Cellular Automaton Wave Propagation Models of Water Transport Phenomena in Hydrology
Robert N. Eli
West Virginia University
Hydrologists have widely accepted the proposition that water transport over and beneath the surface of the Earth can generally be modeled by partial differential equations describing the propagation of disturbance waves. Traditionally, water transport problems in hydrology have been broken up into zones of application, such as surface runoff, streamflow, unsaturated subsurface flow, and saturated groundwater flow. Although the basic conservation laws are the same for all zones, the time scales of propagation of disturbance waves vary over several orders of magnitude when comparing surface and subsurface flows. Additionally, turbulent flows dominate surface runoff and streamflow while laminar flows dominate the movement of water in the subsurface porous media. These latter differences result in disturbance wave characteristics that arise from significantly different physical processes.
In spite of these differences, it has been demonstrated that water transport within each of the hydrologic zones can be adequately represented by the so-called advection-diffusion equation. A simultaneous numerical solution to all the governing partial differential equations, for all zones, is considered computationally prohibitive. Therefore, all popular hydrologic system models incorporate solution approximations in one or more of the zones that effectively breaks the continuous propagation of disturbance waves that are believed to be important in describing the transport of water within a typical watershed.

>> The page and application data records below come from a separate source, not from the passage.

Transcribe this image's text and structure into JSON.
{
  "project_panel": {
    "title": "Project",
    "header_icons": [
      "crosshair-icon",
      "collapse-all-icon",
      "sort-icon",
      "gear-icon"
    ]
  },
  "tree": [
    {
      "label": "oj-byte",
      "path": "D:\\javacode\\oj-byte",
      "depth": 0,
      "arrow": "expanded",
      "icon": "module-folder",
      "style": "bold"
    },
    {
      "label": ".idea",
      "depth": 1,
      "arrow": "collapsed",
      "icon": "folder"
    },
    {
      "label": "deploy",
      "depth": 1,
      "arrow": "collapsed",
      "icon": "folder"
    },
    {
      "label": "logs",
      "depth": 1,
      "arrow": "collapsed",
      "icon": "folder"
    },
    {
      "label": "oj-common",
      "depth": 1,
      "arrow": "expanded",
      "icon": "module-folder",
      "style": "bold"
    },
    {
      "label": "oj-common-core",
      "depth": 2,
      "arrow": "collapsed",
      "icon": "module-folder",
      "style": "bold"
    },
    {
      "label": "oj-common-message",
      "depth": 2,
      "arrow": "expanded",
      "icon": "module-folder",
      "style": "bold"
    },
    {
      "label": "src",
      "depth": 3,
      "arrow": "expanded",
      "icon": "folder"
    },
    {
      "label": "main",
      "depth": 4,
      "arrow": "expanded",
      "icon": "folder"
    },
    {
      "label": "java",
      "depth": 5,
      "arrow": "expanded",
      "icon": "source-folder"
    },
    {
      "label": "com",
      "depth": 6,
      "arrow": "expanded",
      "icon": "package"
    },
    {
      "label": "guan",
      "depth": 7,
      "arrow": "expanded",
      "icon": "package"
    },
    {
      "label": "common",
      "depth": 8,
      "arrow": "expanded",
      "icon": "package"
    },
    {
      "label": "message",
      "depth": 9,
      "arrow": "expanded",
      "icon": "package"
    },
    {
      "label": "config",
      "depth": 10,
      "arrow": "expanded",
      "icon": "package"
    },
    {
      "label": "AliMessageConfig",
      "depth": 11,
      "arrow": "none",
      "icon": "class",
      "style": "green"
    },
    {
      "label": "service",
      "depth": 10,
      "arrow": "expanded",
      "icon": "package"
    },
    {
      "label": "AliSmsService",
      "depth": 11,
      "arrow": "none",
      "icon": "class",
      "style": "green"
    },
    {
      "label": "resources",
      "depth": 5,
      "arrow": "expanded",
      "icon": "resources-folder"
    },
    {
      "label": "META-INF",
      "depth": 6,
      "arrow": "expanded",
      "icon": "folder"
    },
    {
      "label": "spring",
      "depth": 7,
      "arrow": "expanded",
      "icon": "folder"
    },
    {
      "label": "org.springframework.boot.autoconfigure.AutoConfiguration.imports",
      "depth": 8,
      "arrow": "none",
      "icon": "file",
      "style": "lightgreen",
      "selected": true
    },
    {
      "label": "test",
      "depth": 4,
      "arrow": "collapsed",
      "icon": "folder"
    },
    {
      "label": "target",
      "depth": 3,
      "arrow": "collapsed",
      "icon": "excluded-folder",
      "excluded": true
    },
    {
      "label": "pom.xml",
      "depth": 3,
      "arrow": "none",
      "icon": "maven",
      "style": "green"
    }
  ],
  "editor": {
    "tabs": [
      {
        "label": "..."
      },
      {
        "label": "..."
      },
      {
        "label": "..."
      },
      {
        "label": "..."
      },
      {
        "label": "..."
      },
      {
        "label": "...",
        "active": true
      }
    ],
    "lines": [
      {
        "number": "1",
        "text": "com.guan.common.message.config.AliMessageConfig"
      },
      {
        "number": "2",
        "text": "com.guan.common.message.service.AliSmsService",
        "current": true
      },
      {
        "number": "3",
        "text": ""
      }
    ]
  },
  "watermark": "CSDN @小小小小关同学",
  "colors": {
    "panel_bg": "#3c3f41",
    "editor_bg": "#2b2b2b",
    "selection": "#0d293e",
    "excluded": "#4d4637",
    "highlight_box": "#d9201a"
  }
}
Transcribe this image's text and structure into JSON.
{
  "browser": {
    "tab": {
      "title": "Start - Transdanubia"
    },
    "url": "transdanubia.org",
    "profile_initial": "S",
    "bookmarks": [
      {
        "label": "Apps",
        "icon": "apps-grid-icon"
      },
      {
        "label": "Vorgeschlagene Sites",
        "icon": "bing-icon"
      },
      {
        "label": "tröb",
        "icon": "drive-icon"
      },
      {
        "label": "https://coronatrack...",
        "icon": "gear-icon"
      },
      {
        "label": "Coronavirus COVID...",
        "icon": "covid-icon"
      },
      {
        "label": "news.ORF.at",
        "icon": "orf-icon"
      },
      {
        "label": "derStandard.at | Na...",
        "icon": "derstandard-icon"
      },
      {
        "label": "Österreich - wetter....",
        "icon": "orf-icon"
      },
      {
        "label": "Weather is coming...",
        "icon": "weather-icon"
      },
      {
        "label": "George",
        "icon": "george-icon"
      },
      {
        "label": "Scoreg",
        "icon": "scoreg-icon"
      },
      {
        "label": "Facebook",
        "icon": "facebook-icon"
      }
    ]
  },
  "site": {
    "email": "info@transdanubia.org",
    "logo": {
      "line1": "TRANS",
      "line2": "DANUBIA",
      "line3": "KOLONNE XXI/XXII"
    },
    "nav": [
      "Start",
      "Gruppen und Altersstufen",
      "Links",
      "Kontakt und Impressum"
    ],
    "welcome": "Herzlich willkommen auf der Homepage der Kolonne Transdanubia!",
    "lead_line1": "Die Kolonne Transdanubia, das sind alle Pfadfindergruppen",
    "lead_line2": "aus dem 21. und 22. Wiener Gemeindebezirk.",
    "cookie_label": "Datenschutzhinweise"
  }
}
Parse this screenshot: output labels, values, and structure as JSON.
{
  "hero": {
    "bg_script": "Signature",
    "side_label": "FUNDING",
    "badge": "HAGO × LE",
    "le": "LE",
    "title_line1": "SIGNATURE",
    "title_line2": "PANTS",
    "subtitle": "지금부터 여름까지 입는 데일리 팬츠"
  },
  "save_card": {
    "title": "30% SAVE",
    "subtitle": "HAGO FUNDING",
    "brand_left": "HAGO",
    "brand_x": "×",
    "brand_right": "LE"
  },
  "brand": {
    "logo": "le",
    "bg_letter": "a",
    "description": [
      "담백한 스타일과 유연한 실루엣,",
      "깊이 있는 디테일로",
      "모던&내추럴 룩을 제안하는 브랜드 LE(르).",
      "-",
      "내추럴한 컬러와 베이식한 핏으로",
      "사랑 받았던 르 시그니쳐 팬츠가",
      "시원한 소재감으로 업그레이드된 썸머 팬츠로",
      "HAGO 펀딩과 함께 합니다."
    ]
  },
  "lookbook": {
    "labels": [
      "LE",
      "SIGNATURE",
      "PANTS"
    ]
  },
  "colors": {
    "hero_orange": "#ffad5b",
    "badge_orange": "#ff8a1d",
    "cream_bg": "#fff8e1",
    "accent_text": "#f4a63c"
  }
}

From a conceptual viewpoint, cellular automata (CA) would appear to provide a possible solution to the wave propagation modeling problem. Examples of cell property advection and diffusion processes appear in numerous examples in NKS, and the CA literature. In beginning the CA development process, simple one-dimensional CA rules have been created that represent the advection of mass (water), with the appropriate diffusive behavior. Each cell contains integer numbers of discrete particles that can be passed to its neighbors. The number of particles passed in each time step is dependent on the number of particles in the adjacent neighboring cells and the cell “properties”. Cell properties consist of a “conductance” and a “storativity”. Evolution of the CA using the rule demonstrates good agreement with existing analytical solutions of the advection-diffusion equation in the surface runoff zone and the saturated groundwater flow zone.